Southern Comfort

Red Velvet Cake is a southern U.S. tradition that is so popular it can even be found in the cake mix aisle. I can’t date when my obsession with this cake began, though I think it first came to my attention while watching Steel Magnolias where the groom’s cake was shaped like an armadillo and it looked like it was bleeding when someone cut into it.

And I’m also not sure what the reason behind this obsession is. Must be something about the virginal white icing hiding the slutty red interior and all its metaphors.

Essentially, it’s a chocolate layer cake infused with red food colouring that turns the cake into a shade of crimson that plays against the white, cream cheese icing.

Red Velvet Cake

But I had no idea what I was getting myself into when I decided to take this on for a dinner party Sunday night.

1) It’s the first cake I’ve ever baked that did not involve me opening a box and praising Betty Crocker.

2) It involved at least 30 minutes worth of research on dutch processed cocoa vs. natural cocoa. (Nutshell: dutch processed is treated to neutralize its acidity, so has to be used in recipes that call for baking powder as it may not react with baking soda.)

3) It also involved a further 30 minutes of research to figure out whether the cocoa I bought for this (Fry’s) was or was not dutch processed, since it was not indicated anywhere on the can. For the record, it is.

On the upside, attempting this cake also gave me an excuse to buy some new toys for my kitchen: an offset spatula and two new cake pans.
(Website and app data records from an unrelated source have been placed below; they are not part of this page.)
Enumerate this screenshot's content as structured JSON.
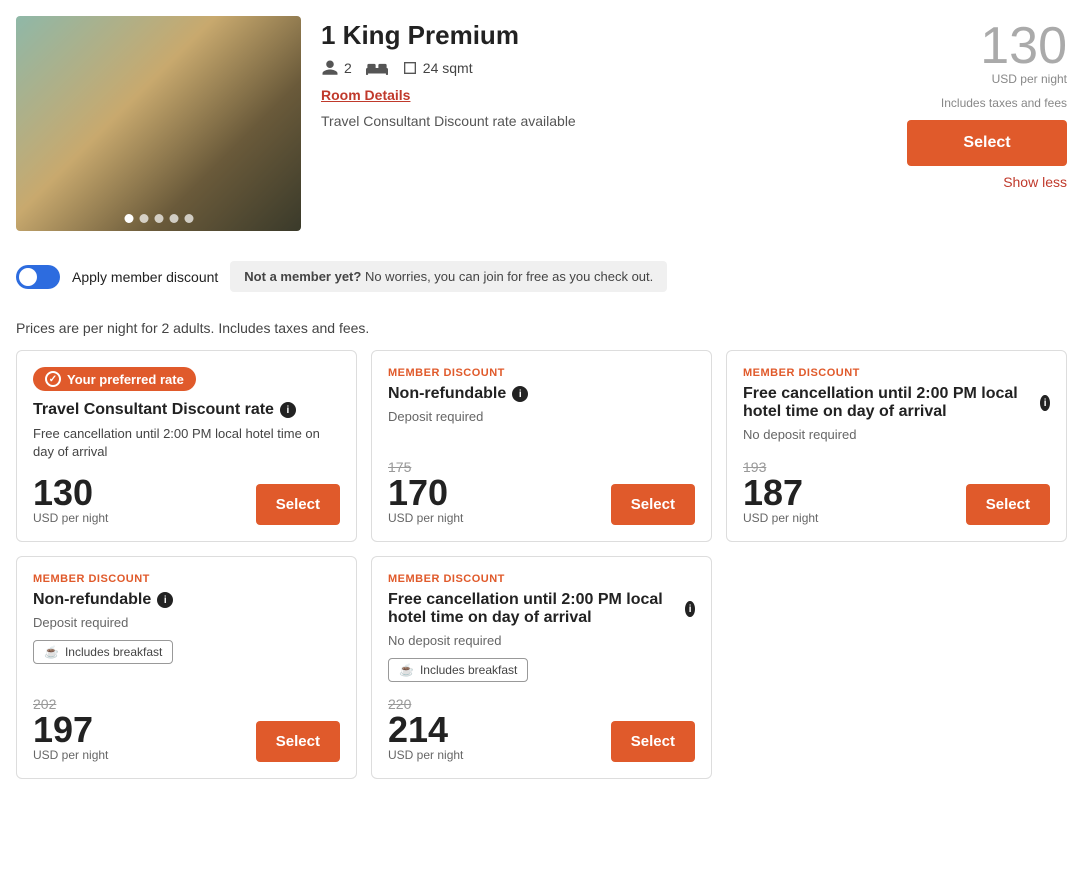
{
  "room": {
    "title": "1 King Premium",
    "guests": "2",
    "size": "24 sqmt",
    "details_link": "Room Details",
    "discount_text": "Travel Consultant Discount rate available",
    "price_header": "130",
    "price_per_night": "USD per night",
    "includes_taxes": "Includes taxes and fees",
    "select_label": "Select",
    "show_less": "Show less",
    "image_dots": 5
  },
  "toggle_section": {
    "label": "Apply member discount",
    "notice_bold": "Not a member yet?",
    "notice_text": " No worries, you can join for free as you check out."
  },
  "pricing_note": "Prices are per night for 2 adults. Includes taxes and fees.",
  "rate_cards": [
    {
      "preferred": true,
      "preferred_label": "Your preferred rate",
      "member_discount": false,
      "title": "Travel Consultant Discount rate",
      "has_info": true,
      "cancellation": "Free cancellation until 2:00 PM local hotel time on day of arrival",
      "deposit": "",
      "breakfast": false,
      "original_price": "",
      "current_price": "130",
      "per_night": "USD per night",
      "select": "Select"
    },
    {
      "preferred": false,
      "member_discount": true,
      "member_label": "MEMBER DISCOUNT",
      "title": "Non-refundable",
      "has_info": true,
      "cancellation": "",
      "deposit": "Deposit required",
      "breakfast": false,
      "original_price": "175",
      "current_price": "170",
      "per_night": "USD per night",
      "select": "Select"
    },
    {
      "preferred": false,
      "member_discount": true,
      "member_label": "MEMBER DISCOUNT",
      "title": "Free cancellation until 2:00 PM local hotel time on day of arrival",
      "has_info": true,
      "cancellation": "",
      "deposit": "No deposit required",
      "breakfast": false,
      "original_price": "193",
      "current_price": "187",
      "per_night": "USD per night",
      "select": "Select"
    },
    {
      "preferred": false,
      "member_discount": true,
      "member_label": "MEMBER DISCOUNT",
      "title": "Non-refundable",
      "has_info": true,
      "cancellation": "",
      "deposit": "Deposit required",
      "breakfast": true,
      "breakfast_label": "Includes breakfast",
      "original_price": "202",
      "current_price": "197",
      "per_night": "USD per night",
      "select": "Select"
    },
    {
      "preferred": false,
      "member_discount": true,
      "member_label": "MEMBER DISCOUNT",
      "title": "Free cancellation until 2:00 PM local hotel time on day of arrival",
      "has_info": true,
      "cancellation": "",
      "deposit": "No deposit required",
      "breakfast": true,
      "breakfast_label": "Includes breakfast",
      "original_price": "220",
      "current_price": "214",
      "per_night": "USD per night",
      "select": "Select"
    },
    {
      "empty": true
    }
  ]
}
I was initially hesitant to make this cake, having never baked one that didn’t come out of a box. This hesitation was amplified after I went out on a blind date with a man who considered himself quite a baker. While the meringues he brought to munch on over coffee were good, I thought it was a bit presumptuous when he tried to talk me out of my red velvet plan.

“You’ve never made a cake?”

And then: “You should make brownies. There’s a great recipe by Alton Brown, just cut back the sugar to half a cup.”

Brownies, he said, were good and easy and hard to screw up.

“You don’t want to make your friends your guinea pigs,” he added.

That was pretty much the end of the date. There won’t be a second one.

And, after that, I was much more determined to master the Red Velvet.

I won’t call it a resounding success — as kind as my friends are for saying it was delicious — but it was a worthy first effort. And, frankly, anything coated in that much cream cheese frosting can’t be all bad. I learned a few things, including the need to sift all the dry ingredients together or suffer the consequences. In this case, that meant cocoa swirls throughout the not-quite-flaming red layers; and that a crumb coat is definitely the way to go when dealing with such an intensely coloured batter.

The Ingredients


Red Velvet Cake with Cream Cheese Icing

  • 2 1/2 cups sifted cake flour
  • 1 tsp. baking powder
  • 1/2 tsp. salt
  • 2 tbsp. Dutch-processed cocoa powder
  • 1/2 cups unsalted butter, room temperature
  • 1 1/2 cups white sugar
  • 2 large eggs
  • 1 tsp. vanilla extract
  • 1 cup buttermilk
  • 2 tbsp. liquid food colouring
  • 1 tsp. white distilled vinegar
  • 1 tsp. baking soda

Preheat oven to 350 degrees F. Butter two 9″ round cake pans and line the bottom with parchment paper

Sift together flour, baking powder, salt and cocoa powder. (And ensure the cocoa is evenly distributed.)

Beat butter until soft, then add sugar and beat until light and fluffy. Add the eggs one at a time, beating well each time. Add vanilla.

In a measuring cup whisk the buttermilk and red food colouring. (I used food colour gels here, so added two tbsp. of water and mixed in the gel, adding more and more until the desired colour.)

Alternately add the flour mixture and the buttermilk mixture to the butter and eggs, ending on the flour.

Mix in small cup the vinegar and baking soda. Watch it fizz, then add to the batter.

Pour the batter into the two pans and bake for 25 – 30 minutes. Let cool in wire rack in the pans for 10 minutes, then out of the pans until cool.

  • 8 oz. cream cheese, room temperature
  • 1/2 cup butter, room temperature
  • 3 cups icing sugar, sifted
  • 1 tsp. pure vanilla extract

Beat butter and cream cheese until light and fluffy. Add sugar and vanilla. (Prepare to be coated in icing sugar cloud.) Beat to combine.